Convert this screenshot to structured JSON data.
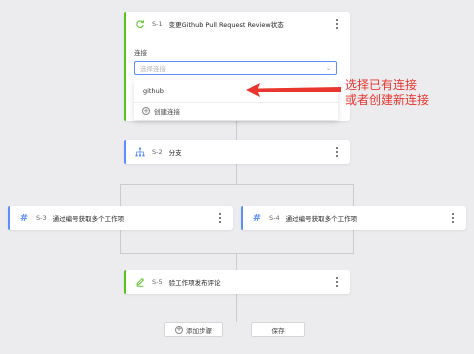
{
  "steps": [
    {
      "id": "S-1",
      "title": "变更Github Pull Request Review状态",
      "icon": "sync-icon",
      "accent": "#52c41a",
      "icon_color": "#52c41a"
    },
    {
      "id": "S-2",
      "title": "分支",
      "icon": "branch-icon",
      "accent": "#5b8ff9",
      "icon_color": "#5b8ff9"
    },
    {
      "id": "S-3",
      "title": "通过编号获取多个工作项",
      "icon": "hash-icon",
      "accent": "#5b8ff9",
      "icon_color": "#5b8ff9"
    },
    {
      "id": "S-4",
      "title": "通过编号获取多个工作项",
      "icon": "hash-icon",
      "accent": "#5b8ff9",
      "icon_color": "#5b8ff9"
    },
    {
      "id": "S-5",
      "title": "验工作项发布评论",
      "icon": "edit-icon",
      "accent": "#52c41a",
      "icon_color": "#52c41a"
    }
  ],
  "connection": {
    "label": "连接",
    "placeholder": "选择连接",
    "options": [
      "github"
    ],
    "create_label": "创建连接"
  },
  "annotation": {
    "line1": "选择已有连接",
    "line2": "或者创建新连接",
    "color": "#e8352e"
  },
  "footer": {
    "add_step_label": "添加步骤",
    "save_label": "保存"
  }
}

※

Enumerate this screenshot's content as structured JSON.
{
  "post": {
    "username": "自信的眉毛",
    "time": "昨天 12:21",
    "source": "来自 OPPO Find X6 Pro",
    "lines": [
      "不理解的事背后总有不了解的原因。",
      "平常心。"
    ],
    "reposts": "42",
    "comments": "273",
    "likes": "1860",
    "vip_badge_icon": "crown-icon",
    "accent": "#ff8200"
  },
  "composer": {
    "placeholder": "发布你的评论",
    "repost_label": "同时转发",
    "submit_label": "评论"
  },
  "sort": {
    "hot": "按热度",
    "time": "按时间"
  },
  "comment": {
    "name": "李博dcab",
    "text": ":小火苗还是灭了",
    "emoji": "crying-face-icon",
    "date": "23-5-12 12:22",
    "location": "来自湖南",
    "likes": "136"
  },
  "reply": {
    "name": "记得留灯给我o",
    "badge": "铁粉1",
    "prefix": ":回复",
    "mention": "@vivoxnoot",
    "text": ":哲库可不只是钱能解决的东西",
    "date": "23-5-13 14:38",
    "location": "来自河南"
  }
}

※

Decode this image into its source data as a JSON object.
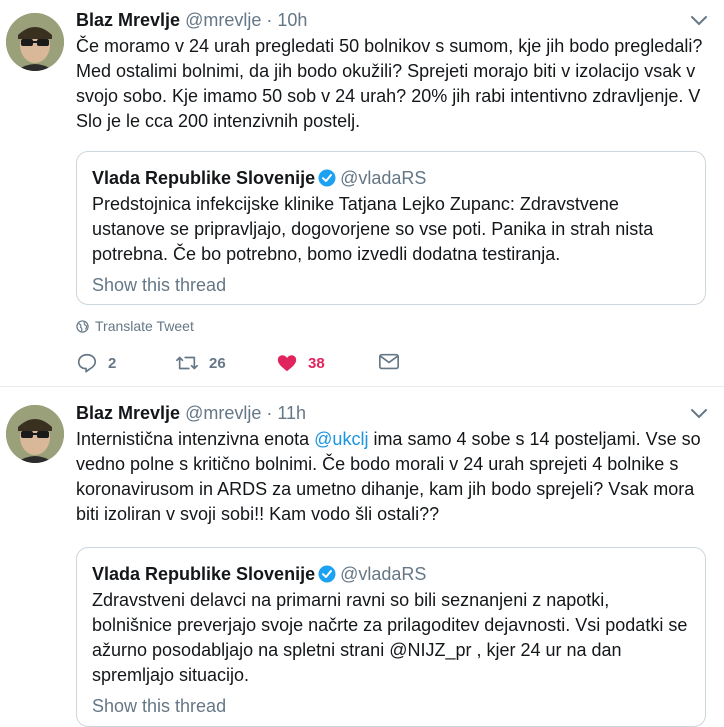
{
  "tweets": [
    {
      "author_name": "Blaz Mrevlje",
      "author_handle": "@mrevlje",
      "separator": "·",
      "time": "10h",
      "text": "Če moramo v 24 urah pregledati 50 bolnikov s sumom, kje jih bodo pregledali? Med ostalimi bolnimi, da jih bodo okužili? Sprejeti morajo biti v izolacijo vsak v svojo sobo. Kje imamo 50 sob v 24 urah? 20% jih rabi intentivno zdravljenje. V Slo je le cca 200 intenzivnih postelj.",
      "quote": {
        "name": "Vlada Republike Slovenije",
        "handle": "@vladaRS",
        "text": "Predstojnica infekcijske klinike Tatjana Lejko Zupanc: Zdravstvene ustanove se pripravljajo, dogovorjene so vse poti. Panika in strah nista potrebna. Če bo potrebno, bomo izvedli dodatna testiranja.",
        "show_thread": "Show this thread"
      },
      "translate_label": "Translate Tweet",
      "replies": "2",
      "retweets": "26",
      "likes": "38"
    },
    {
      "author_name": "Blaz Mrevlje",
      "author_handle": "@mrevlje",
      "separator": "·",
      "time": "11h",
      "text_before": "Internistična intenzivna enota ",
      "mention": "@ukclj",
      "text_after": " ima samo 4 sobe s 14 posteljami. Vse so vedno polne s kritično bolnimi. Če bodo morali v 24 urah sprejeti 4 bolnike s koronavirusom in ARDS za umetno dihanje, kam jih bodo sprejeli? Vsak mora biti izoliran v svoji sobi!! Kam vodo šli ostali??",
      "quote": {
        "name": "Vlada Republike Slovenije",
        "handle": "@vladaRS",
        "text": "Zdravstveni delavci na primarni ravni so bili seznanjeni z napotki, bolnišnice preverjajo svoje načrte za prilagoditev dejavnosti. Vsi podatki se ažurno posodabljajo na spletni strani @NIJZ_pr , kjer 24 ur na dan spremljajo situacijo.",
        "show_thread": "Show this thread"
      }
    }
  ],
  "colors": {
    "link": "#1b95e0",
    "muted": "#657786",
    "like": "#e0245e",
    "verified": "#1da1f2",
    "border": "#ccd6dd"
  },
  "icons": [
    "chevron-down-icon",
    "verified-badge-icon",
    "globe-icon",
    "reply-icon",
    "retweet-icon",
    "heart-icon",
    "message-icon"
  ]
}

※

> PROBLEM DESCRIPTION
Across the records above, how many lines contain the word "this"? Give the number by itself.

> ANSWER SPACE
5